Kindness is prevalent because Kagay-anons are open-minded and tolerant of diversity. There is a Muslim community here who co-exist pretty well with the predominantly Catholic residents of the city. It is not uncommon to see Halal signs in restaurants and for our airport or malls to have a prayer/meditation room. To illustrate further, one day I needed a Muslim costume for my middle child’s program in school. I had no clue where to buy it and I asked my son’s classmate’s dad where to look because he hailed from Marawi. The following day, he actually brought a new costume to school and gave it to me. No charge; it was his gift.
Moreover, CDO is ideally located, flanked by both mountain and ocean. If we want to be sun-kissed, the nearby beaches of Opol are just a stone’s throw away. White sand is also available a little further in Initao or Duka Bay in Medina. With no traffic to contend with, they are both within easy access. The marine sanctuary, Agutayan Island, is also just a boat ride away. It is one of the best diving spots near our city. Of course, if we’re up for an adventure, Camiguin Island is very accessible too.
On the flipside is the mountain. My children’s school is on top of hill and each morning our ride is accompanied by the relaxing sight of lush greenery. No concrete jungle here but actual trees. There are hiking and riding trails in the hills of Mapawa Nature Park. A couple of more hours drive and we have Dahilayan, with its longest zipline in Asia. They also have the Forest Park, luge, tree top adventure, etc. The Del Monte clubhouse with their steaks and sandwiches is also always worth the joyride.
All the apprehensions about the Abu Sayyaf remain just that: worries. And worry is nothing but a foot on the gas pedal with the break on, thereby wasting gas and getting nowhere. I honestly feel safer here compared to overcrowded Manila. Danger is everywhere anyway, and where ever we go, we just always have to be mindful and cautious.
CDO is highly urbanized. We have the whole gamut of malls: Robinson’s, SM, Gaisano, and Ayala. We may not have high-end luxury brands like LV or Hermes, but that’s ok. The best part here is parking is free. We also don’t have over crowded malls, where strangers invade personal space.
The most common backlash against people living in the province is their speech. Some actually make fun of the accent and assume right away probinsyanos (from the province) don’t speak well. Granted most people here may not speak Tagalog (Filipino Language) well, but they can converse pretty well in English.
I can honestly say the quality of life is so much better, without traffic and pollution. Life’s pace is slow, sometimes even too slow. Well, no place is perfect, but CDO is perfect for me and my family. I never thought it would happen, but I grew attached to this quaint little town. Bisdak…that’s me! Dili na malibak ug dili pod mabaligya. (Authentic Bisaya, who cannot be criticized to her face nor sold).

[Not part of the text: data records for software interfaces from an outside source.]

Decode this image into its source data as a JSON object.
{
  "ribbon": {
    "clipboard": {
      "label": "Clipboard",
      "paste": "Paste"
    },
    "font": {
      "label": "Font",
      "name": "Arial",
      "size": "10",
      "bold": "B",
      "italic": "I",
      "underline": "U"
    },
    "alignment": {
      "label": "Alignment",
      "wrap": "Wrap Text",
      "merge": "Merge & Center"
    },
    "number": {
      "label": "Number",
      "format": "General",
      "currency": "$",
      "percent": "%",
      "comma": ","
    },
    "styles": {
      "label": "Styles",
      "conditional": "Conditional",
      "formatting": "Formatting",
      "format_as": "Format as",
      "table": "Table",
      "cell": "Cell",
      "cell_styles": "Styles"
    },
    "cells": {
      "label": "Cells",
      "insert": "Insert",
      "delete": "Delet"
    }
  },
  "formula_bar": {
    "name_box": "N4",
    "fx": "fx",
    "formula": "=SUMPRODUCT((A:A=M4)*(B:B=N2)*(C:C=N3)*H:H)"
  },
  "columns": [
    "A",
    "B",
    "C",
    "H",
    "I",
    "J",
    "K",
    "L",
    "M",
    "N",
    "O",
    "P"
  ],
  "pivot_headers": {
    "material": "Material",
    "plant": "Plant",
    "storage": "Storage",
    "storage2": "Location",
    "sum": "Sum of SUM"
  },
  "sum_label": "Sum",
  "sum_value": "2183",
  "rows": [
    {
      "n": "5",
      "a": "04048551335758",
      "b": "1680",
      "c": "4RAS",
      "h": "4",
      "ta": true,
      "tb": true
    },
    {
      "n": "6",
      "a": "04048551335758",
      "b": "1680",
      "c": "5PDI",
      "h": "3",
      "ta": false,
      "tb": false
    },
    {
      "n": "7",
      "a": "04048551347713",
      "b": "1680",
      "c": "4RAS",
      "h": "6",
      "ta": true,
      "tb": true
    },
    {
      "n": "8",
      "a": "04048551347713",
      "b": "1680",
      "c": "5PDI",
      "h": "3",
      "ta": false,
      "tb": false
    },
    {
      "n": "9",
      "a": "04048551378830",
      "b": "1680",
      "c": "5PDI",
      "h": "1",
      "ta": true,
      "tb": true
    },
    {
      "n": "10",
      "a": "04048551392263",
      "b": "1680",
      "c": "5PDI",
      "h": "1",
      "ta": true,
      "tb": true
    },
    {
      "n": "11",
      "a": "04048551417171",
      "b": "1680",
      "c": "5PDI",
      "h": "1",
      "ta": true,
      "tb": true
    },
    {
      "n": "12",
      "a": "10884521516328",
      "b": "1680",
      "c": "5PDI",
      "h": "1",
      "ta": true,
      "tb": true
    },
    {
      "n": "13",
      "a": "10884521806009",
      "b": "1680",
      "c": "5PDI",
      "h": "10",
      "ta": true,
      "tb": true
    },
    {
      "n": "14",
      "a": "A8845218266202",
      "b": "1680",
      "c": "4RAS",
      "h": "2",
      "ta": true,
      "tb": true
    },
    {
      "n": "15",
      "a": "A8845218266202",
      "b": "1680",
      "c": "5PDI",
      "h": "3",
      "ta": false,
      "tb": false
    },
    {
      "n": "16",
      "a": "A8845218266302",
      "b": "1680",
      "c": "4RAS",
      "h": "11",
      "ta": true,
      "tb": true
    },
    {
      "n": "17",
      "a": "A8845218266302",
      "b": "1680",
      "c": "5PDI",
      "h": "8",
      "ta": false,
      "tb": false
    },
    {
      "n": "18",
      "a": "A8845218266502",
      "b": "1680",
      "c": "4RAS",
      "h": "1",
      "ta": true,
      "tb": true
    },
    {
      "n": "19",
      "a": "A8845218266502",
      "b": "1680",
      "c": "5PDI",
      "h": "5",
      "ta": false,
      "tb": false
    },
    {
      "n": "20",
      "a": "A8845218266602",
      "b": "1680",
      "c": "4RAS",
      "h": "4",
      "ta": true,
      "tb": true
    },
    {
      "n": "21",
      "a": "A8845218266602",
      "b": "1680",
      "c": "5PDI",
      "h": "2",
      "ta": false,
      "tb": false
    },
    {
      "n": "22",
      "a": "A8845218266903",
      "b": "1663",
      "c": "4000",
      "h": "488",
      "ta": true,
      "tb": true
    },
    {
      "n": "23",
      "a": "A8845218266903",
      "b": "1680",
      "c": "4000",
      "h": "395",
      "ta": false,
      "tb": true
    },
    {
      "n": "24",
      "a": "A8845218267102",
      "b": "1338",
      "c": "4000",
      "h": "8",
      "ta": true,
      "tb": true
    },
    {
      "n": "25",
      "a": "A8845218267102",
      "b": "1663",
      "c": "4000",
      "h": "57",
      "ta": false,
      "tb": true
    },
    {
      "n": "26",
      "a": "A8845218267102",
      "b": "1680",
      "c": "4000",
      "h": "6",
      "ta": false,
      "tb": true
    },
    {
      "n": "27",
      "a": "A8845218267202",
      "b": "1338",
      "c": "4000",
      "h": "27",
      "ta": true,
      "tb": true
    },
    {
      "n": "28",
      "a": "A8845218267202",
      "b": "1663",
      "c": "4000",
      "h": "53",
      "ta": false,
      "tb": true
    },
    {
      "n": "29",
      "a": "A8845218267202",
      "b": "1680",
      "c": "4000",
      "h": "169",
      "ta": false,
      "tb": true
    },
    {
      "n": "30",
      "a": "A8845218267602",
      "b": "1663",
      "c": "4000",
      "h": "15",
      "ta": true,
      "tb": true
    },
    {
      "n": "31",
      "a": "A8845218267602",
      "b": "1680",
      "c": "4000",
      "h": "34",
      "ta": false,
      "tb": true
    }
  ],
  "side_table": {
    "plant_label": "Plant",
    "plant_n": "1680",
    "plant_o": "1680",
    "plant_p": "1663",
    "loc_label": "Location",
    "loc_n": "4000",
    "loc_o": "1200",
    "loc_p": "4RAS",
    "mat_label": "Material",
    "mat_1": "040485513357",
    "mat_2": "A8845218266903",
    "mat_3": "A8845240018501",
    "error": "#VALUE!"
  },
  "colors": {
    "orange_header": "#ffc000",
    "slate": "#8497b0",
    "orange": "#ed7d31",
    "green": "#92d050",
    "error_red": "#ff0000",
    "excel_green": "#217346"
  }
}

(First appeared in SunStar online and Published in the Sun.Star CDO newspaper on March 09, 2017)